Provided material
******************************

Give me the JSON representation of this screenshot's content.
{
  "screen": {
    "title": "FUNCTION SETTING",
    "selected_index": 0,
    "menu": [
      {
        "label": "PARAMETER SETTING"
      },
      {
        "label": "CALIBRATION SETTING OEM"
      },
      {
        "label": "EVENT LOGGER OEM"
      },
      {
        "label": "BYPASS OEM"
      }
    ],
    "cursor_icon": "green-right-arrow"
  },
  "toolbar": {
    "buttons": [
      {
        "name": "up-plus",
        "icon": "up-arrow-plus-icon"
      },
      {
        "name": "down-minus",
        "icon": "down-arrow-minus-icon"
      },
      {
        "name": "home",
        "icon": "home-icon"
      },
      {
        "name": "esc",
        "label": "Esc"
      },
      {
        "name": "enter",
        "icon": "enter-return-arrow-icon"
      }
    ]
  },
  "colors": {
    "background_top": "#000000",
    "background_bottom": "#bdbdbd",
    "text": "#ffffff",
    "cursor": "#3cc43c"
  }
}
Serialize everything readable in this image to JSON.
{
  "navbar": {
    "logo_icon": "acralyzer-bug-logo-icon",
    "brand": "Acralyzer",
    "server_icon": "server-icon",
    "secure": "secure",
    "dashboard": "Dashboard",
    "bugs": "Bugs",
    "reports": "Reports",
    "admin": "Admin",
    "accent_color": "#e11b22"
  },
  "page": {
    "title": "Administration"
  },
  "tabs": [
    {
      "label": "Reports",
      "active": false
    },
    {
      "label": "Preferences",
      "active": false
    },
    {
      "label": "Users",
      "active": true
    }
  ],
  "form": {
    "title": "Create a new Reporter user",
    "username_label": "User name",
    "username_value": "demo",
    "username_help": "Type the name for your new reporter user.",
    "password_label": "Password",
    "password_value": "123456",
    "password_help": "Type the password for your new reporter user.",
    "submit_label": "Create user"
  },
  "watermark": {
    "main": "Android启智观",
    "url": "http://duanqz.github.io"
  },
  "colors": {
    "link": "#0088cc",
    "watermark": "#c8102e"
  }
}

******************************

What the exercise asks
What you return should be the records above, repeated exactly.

Response below
Give me the JSON representation of this screenshot's content.
{
  "screen": {
    "title": "FUNCTION SETTING",
    "selected_index": 0,
    "menu": [
      {
        "label": "PARAMETER SETTING"
      },
      {
        "label": "CALIBRATION SETTING OEM"
      },
      {
        "label": "EVENT LOGGER OEM"
      },
      {
        "label": "BYPASS OEM"
      }
    ],
    "cursor_icon": "green-right-arrow"
  },
  "toolbar": {
    "buttons": [
      {
        "name": "up-plus",
        "icon": "up-arrow-plus-icon"
      },
      {
        "name": "down-minus",
        "icon": "down-arrow-minus-icon"
      },
      {
        "name": "home",
        "icon": "home-icon"
      },
      {
        "name": "esc",
        "label": "Esc"
      },
      {
        "name": "enter",
        "icon": "enter-return-arrow-icon"
      }
    ]
  },
  "colors": {
    "background_top": "#000000",
    "background_bottom": "#bdbdbd",
    "text": "#ffffff",
    "cursor": "#3cc43c"
  }
}
Serialize everything readable in this image to JSON.
{
  "navbar": {
    "logo_icon": "acralyzer-bug-logo-icon",
    "brand": "Acralyzer",
    "server_icon": "server-icon",
    "secure": "secure",
    "dashboard": "Dashboard",
    "bugs": "Bugs",
    "reports": "Reports",
    "admin": "Admin",
    "accent_color": "#e11b22"
  },
  "page": {
    "title": "Administration"
  },
  "tabs": [
    {
      "label": "Reports",
      "active": false
    },
    {
      "label": "Preferences",
      "active": false
    },
    {
      "label": "Users",
      "active": true
    }
  ],
  "form": {
    "title": "Create a new Reporter user",
    "username_label": "User name",
    "username_value": "demo",
    "username_help": "Type the name for your new reporter user.",
    "password_label": "Password",
    "password_value": "123456",
    "password_help": "Type the password for your new reporter user.",
    "submit_label": "Create user"
  },
  "watermark": {
    "main": "Android启智观",
    "url": "http://duanqz.github.io"
  },
  "colors": {
    "link": "#0088cc",
    "watermark": "#c8102e"
  }
}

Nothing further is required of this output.